- GIVEN INFORMATION -

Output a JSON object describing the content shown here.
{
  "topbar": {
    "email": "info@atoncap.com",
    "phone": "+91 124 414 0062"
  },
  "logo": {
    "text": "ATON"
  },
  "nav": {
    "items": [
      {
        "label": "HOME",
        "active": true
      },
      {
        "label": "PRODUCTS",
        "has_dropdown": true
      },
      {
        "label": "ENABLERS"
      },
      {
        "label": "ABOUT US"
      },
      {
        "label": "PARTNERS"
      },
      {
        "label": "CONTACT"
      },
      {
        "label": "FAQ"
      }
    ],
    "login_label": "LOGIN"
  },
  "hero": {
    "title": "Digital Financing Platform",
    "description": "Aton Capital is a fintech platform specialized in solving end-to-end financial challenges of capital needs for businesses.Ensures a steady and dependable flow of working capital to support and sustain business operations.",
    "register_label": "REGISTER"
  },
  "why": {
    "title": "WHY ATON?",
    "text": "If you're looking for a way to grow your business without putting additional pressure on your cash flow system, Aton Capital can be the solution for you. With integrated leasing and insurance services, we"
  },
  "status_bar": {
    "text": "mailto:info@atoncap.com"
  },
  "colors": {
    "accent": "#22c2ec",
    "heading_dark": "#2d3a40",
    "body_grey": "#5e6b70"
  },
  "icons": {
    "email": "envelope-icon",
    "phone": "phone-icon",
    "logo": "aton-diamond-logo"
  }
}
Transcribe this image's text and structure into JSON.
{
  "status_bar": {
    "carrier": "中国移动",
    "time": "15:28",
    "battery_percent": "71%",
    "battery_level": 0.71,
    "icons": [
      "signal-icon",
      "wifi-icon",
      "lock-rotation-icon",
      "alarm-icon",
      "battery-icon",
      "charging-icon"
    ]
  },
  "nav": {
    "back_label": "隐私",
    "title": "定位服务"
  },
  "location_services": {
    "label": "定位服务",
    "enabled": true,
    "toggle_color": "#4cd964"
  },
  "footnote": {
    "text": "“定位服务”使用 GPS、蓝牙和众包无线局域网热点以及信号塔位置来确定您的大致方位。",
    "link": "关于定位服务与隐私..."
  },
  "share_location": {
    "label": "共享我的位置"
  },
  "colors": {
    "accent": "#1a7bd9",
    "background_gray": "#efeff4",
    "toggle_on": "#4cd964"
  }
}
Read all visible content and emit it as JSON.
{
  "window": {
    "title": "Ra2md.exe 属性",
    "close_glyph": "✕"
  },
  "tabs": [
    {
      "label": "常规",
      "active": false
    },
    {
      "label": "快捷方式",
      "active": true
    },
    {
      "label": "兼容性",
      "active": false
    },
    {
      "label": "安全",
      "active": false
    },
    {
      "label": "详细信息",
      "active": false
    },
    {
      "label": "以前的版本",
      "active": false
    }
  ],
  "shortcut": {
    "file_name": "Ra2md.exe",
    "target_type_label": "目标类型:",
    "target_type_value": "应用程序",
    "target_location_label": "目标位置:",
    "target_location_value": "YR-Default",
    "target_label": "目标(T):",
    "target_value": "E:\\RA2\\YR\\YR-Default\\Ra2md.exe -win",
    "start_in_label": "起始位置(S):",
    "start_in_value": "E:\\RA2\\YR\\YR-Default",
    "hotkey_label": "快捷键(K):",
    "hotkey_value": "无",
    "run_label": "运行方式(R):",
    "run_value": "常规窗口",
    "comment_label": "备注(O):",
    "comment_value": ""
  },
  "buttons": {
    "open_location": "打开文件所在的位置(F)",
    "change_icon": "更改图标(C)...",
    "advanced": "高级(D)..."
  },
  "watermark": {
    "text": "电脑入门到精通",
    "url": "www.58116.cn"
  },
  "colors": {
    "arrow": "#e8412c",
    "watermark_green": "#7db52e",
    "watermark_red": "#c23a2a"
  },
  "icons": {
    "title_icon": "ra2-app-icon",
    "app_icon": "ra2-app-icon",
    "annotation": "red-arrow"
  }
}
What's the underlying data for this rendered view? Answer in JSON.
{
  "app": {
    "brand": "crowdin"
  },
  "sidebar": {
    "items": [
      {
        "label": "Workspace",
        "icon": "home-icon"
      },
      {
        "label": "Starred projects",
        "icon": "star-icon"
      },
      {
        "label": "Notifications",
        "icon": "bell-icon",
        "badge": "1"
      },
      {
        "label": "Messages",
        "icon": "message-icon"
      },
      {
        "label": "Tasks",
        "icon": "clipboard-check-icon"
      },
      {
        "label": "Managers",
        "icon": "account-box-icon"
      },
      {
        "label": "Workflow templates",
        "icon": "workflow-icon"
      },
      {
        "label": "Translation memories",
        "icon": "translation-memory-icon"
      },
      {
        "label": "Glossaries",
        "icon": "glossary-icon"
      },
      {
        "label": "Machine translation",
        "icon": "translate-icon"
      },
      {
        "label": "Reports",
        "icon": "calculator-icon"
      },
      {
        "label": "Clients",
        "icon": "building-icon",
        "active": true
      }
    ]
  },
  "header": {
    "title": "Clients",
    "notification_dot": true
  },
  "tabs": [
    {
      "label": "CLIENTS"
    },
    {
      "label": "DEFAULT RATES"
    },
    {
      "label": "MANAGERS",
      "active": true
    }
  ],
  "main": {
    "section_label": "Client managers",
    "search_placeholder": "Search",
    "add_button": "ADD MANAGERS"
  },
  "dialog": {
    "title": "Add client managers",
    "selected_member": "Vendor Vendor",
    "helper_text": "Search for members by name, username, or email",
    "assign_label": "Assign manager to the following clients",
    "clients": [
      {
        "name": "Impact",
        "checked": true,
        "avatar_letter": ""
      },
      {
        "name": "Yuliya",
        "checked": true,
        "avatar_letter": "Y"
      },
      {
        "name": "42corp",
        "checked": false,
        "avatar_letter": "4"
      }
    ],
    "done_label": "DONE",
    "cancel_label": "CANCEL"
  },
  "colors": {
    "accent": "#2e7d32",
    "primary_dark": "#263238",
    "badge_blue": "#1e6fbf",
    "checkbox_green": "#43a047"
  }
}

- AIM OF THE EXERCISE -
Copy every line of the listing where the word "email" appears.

- RESPONSE AREA -
    "email": "info@atoncap.com",
    "email": "envelope-icon",
    "helper_text": "Search for members by name, username, or email",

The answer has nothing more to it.